Japan commits to 100% electric passenger cars by 2050
Japan has announced a commitment to make all passenger cars produced in the country electric by 2050.
The goal was outlined at a committee held by economic ministers and attended by prominent Japanese automakers including Toyota, Honda and Nissan. The panel stated that it will also aim to reduce the greenhouse gas emissions of all passenger vehicles by 90% by 2050, from the 2010 figure.
The committee was held to plan out the country’s future within the automotive sector, with the Japan Times stating that the group also plans to discuss long-term, ethical sourcing. This will include ensuring cobalt, a key element in the electric car manufacturing process, is sourced from areas not associated with child labour or conflict.
In fact, an entire new industry organisation is being set up to allow automakers to collaborate in cobalt procurement, and the committee is also committing to the purchase of clean materials within the supply chain.
According to Energy Live News, Japan’s Minister of Economy, Trade and Industry Hiroshige Seko said: “Japan would like to contribute to achieve zero emissions on a global scale by spreading electric vehicles worldwide. That’s a goal only Japan, home to the top level of auto industry, can set.”

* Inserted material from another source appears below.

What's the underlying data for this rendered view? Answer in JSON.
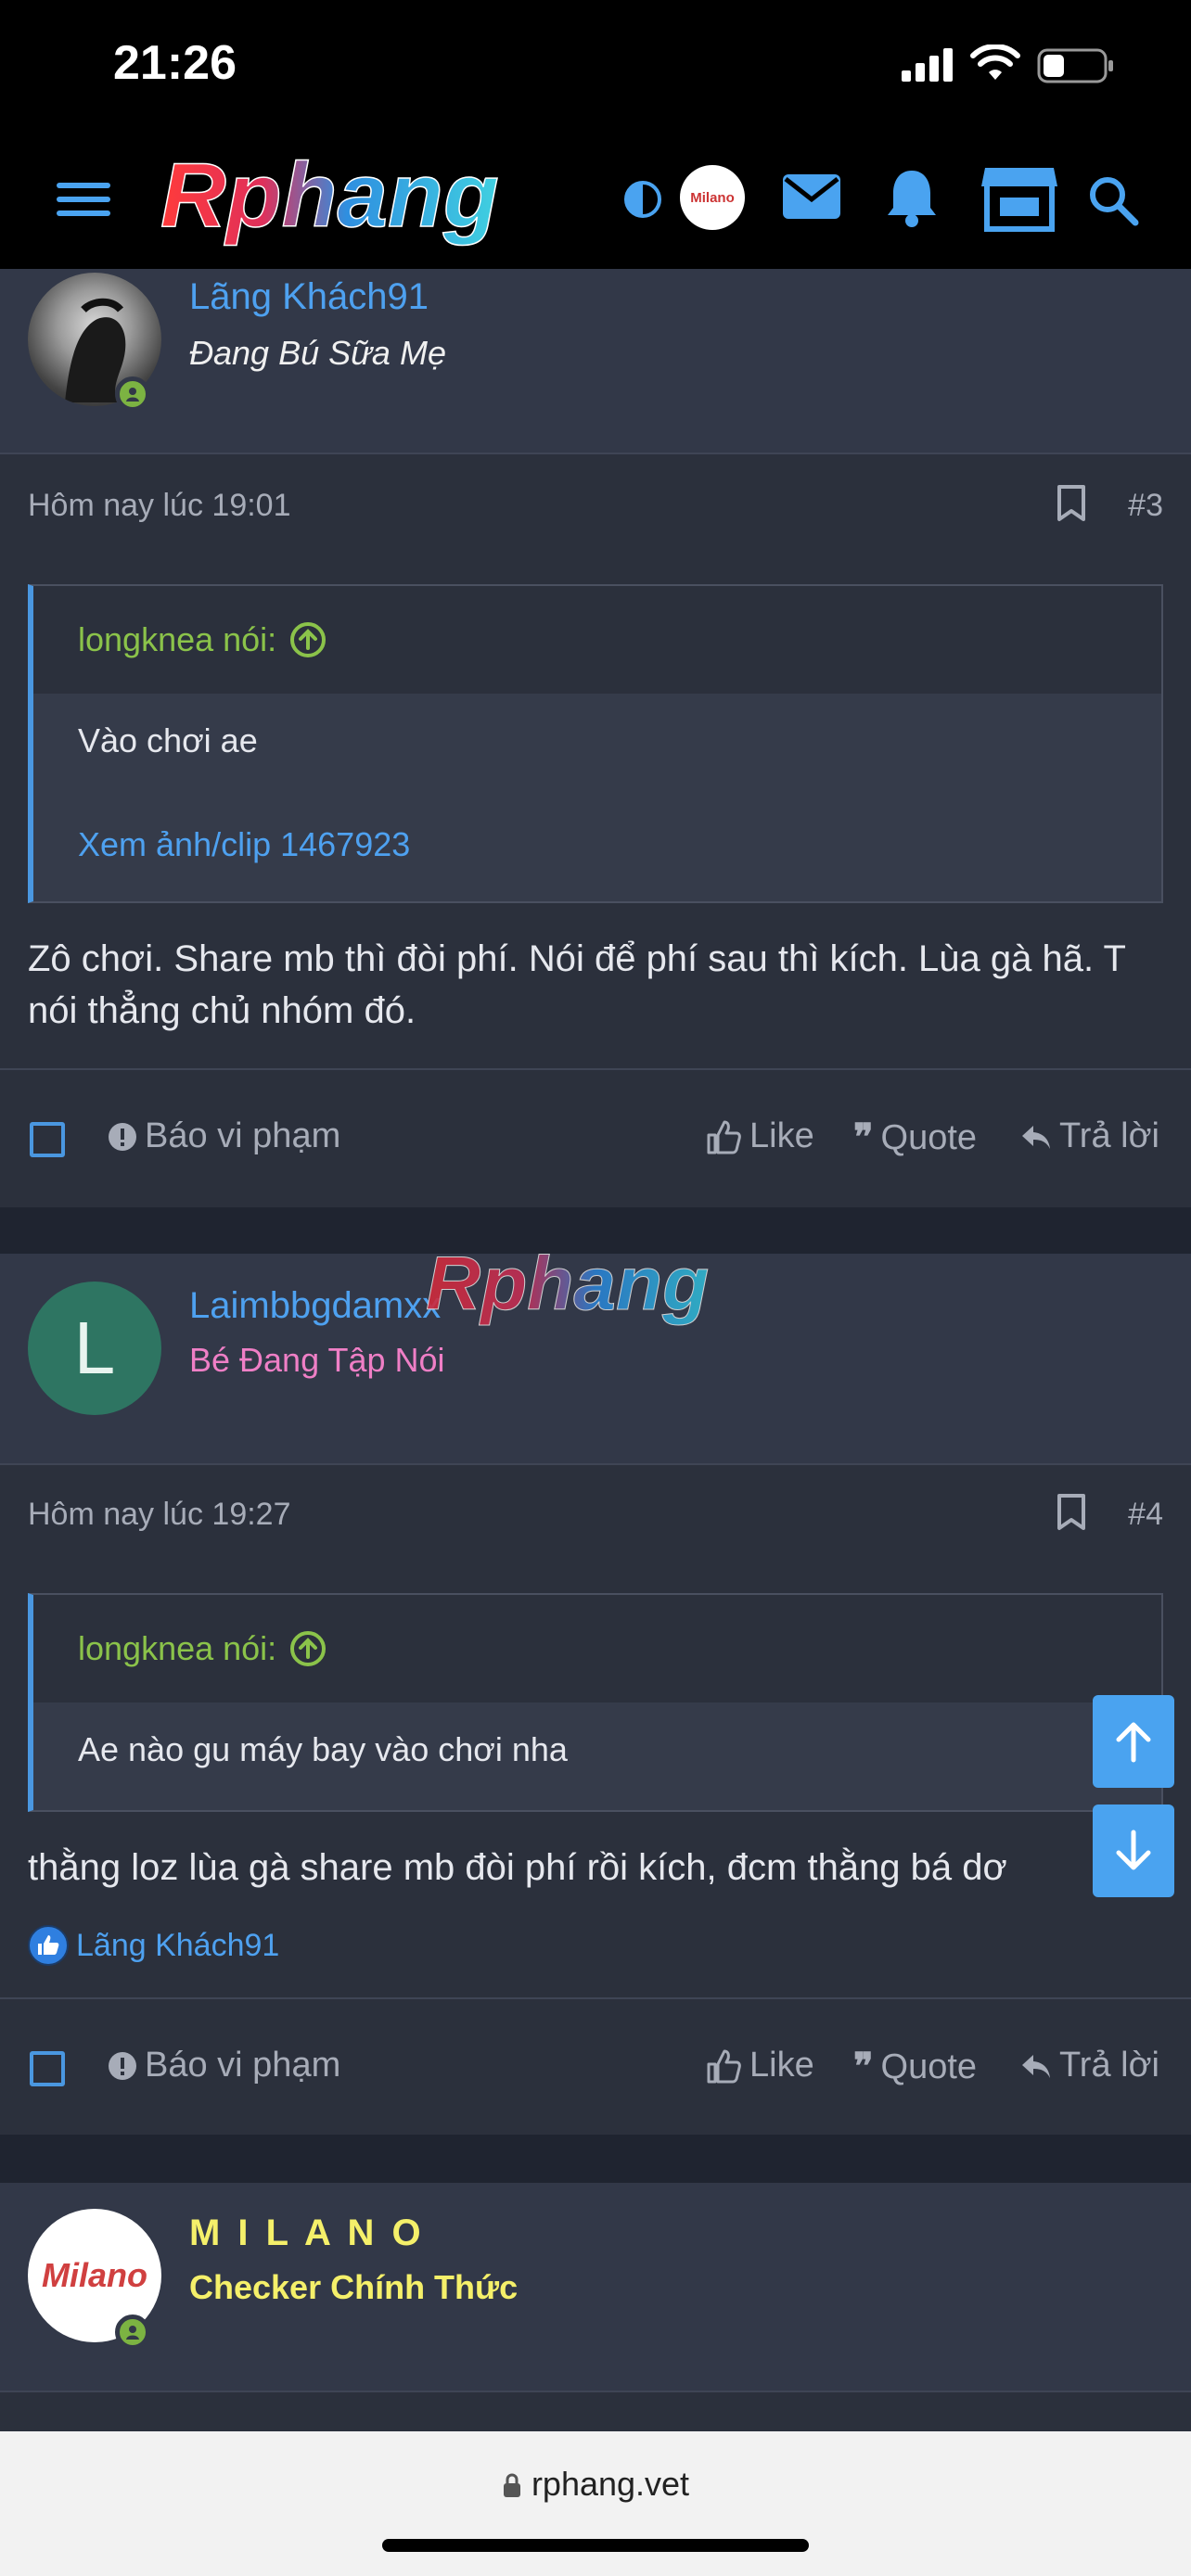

Drax advances biomass strategy with Pinnacle acquisition
The Group’s enlarged supply chain will have access to 4.9 million tonnes of operational capacity from 2022. Of this total, 2.9 million tonnes are available for Drax’s self-supply requirements in 2022, which will rise to 3.4 million tonnes in 2027.
The £424 million acquisition of the Canadian biomass pellet producer supports Drax' ambition to be carbon negative by 2030, using bioenergy with carbon capture and storage (BECCS) and will make a "significant contribution" in the UK cutting emissions by 78% by 2035 (click here).
This summer Drax will undertake maintenance on its CfD(2) biomass unit, including a high-pressure turbine upgrade to reduce maintenance costs and improve thermal efficiency, contributing to lower generation costs for Drax Power Station.
In March, Drax secured Capacity Market agreements for its hydro and pumped storage assets worth around £10 million for delivery October 2024-September 2025.
The limitations on BECCS are not technology but supply, with every gigatonne of CO2 stored per year requiring approximately 30-40 million hectares of BECCS feedstock, according to the Global CCS Institute. Nonetheless, BECCS should be seen as an essential complement to the required, wide-scale deployment of CCS to meet climate change targets, it concludes.